Collection entries
====
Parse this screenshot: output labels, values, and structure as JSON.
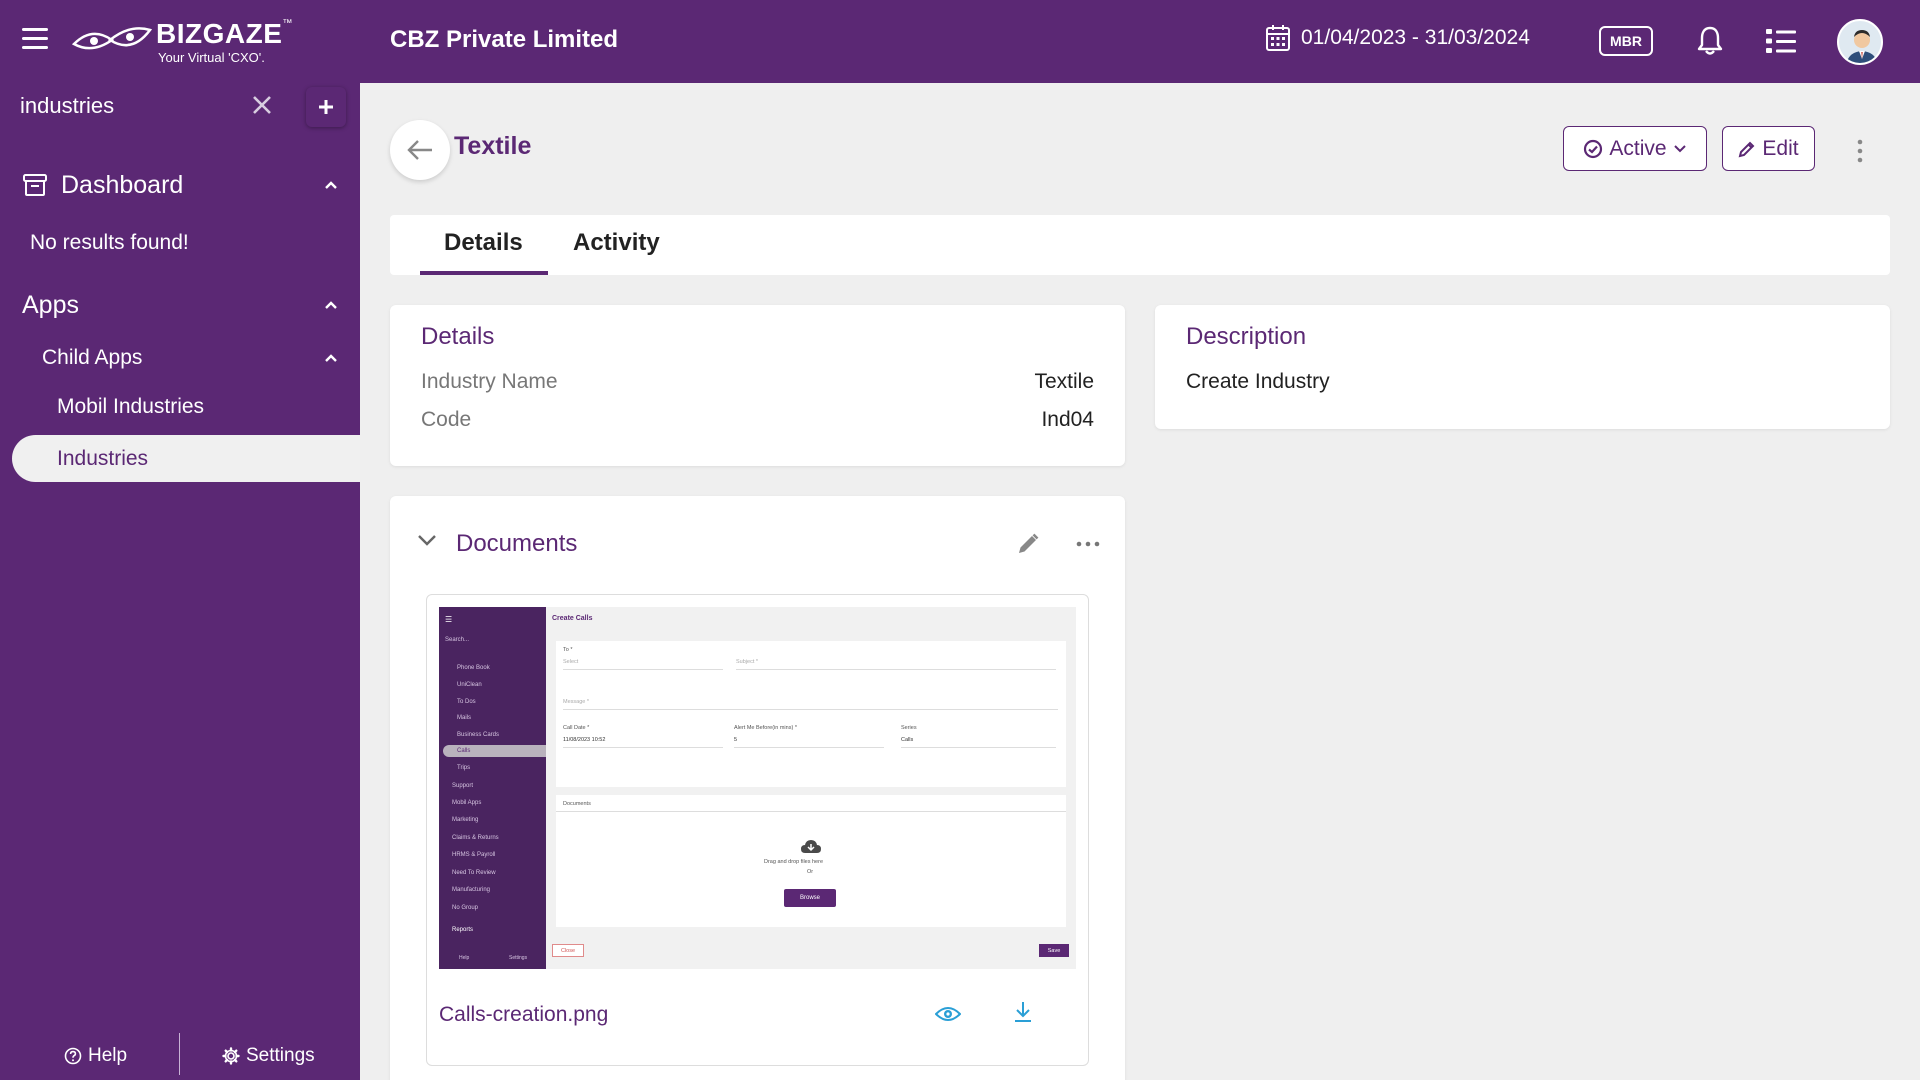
{
  "header": {
    "logo_text": "BIZGAZE",
    "logo_tm": "™",
    "logo_sub": "Your Virtual 'CXO'.",
    "company": "CBZ Private Limited",
    "date_range": "01/04/2023 - 31/03/2024",
    "mbr_label": "MBR",
    "colors": {
      "brand": "#5b2874",
      "background": "#efefef"
    }
  },
  "sidebar": {
    "search_value": "industries",
    "dashboard_label": "Dashboard",
    "no_results": "No results found!",
    "apps_label": "Apps",
    "child_apps_label": "Child Apps",
    "mobil_industries_label": "Mobil Industries",
    "industries_label": "Industries",
    "help_label": "Help",
    "settings_label": "Settings"
  },
  "page": {
    "title": "Textile",
    "status_label": "Active",
    "edit_label": "Edit",
    "tabs": [
      {
        "label": "Details",
        "active": true
      },
      {
        "label": "Activity",
        "active": false
      }
    ]
  },
  "details": {
    "title": "Details",
    "fields": [
      {
        "label": "Industry Name",
        "value": "Textile"
      },
      {
        "label": "Code",
        "value": "Ind04"
      }
    ]
  },
  "description": {
    "title": "Description",
    "text": "Create Industry"
  },
  "documents": {
    "title": "Documents",
    "files": [
      {
        "name": "Calls-creation.png"
      }
    ]
  },
  "thumbnail": {
    "title": "Create Calls",
    "search_placeholder": "Search...",
    "side_items": [
      "Phone Book",
      "UniClean",
      "To Dos",
      "Mails",
      "Business Cards",
      "Calls",
      "Trips",
      "Support",
      "Mobil Apps",
      "Marketing",
      "Claims & Returns",
      "HRMS & Payroll",
      "Need To Review",
      "Manufacturing",
      "No Group"
    ],
    "reports_label": "Reports",
    "help_label": "Help",
    "settings_label": "Settings",
    "to_label": "To *",
    "select_placeholder": "Select",
    "subject_placeholder": "Subject *",
    "message_placeholder": "Message *",
    "call_date_label": "Call Date *",
    "call_date_value": "11/08/2023 10:52",
    "alert_label": "Alert Me Before(in mins) *",
    "alert_value": "5",
    "series_label": "Series",
    "series_value": "Calls",
    "documents_label": "Documents",
    "drag_text": "Drag and drop files here",
    "or_text": "Or",
    "browse_label": "Browse",
    "close_label": "Close",
    "save_label": "Save"
  }
}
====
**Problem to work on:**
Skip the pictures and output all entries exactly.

**Answer section:**
Parse this screenshot: output labels, values, and structure as JSON.
{
  "header": {
    "logo_text": "BIZGAZE",
    "logo_tm": "™",
    "logo_sub": "Your Virtual 'CXO'.",
    "company": "CBZ Private Limited",
    "date_range": "01/04/2023 - 31/03/2024",
    "mbr_label": "MBR",
    "colors": {
      "brand": "#5b2874",
      "background": "#efefef"
    }
  },
  "sidebar": {
    "search_value": "industries",
    "dashboard_label": "Dashboard",
    "no_results": "No results found!",
    "apps_label": "Apps",
    "child_apps_label": "Child Apps",
    "mobil_industries_label": "Mobil Industries",
    "industries_label": "Industries",
    "help_label": "Help",
    "settings_label": "Settings"
  },
  "page": {
    "title": "Textile",
    "status_label": "Active",
    "edit_label": "Edit",
    "tabs": [
      {
        "label": "Details",
        "active": true
      },
      {
        "label": "Activity",
        "active": false
      }
    ]
  },
  "details": {
    "title": "Details",
    "fields": [
      {
        "label": "Industry Name",
        "value": "Textile"
      },
      {
        "label": "Code",
        "value": "Ind04"
      }
    ]
  },
  "description": {
    "title": "Description",
    "text": "Create Industry"
  },
  "documents": {
    "title": "Documents",
    "files": [
      {
        "name": "Calls-creation.png"
      }
    ]
  },
  "thumbnail": {
    "title": "Create Calls",
    "search_placeholder": "Search...",
    "side_items": [
      "Phone Book",
      "UniClean",
      "To Dos",
      "Mails",
      "Business Cards",
      "Calls",
      "Trips",
      "Support",
      "Mobil Apps",
      "Marketing",
      "Claims & Returns",
      "HRMS & Payroll",
      "Need To Review",
      "Manufacturing",
      "No Group"
    ],
    "reports_label": "Reports",
    "help_label": "Help",
    "settings_label": "Settings",
    "to_label": "To *",
    "select_placeholder": "Select",
    "subject_placeholder": "Subject *",
    "message_placeholder": "Message *",
    "call_date_label": "Call Date *",
    "call_date_value": "11/08/2023 10:52",
    "alert_label": "Alert Me Before(in mins) *",
    "alert_value": "5",
    "series_label": "Series",
    "series_value": "Calls",
    "documents_label": "Documents",
    "drag_text": "Drag and drop files here",
    "or_text": "Or",
    "browse_label": "Browse",
    "close_label": "Close",
    "save_label": "Save"
  }
}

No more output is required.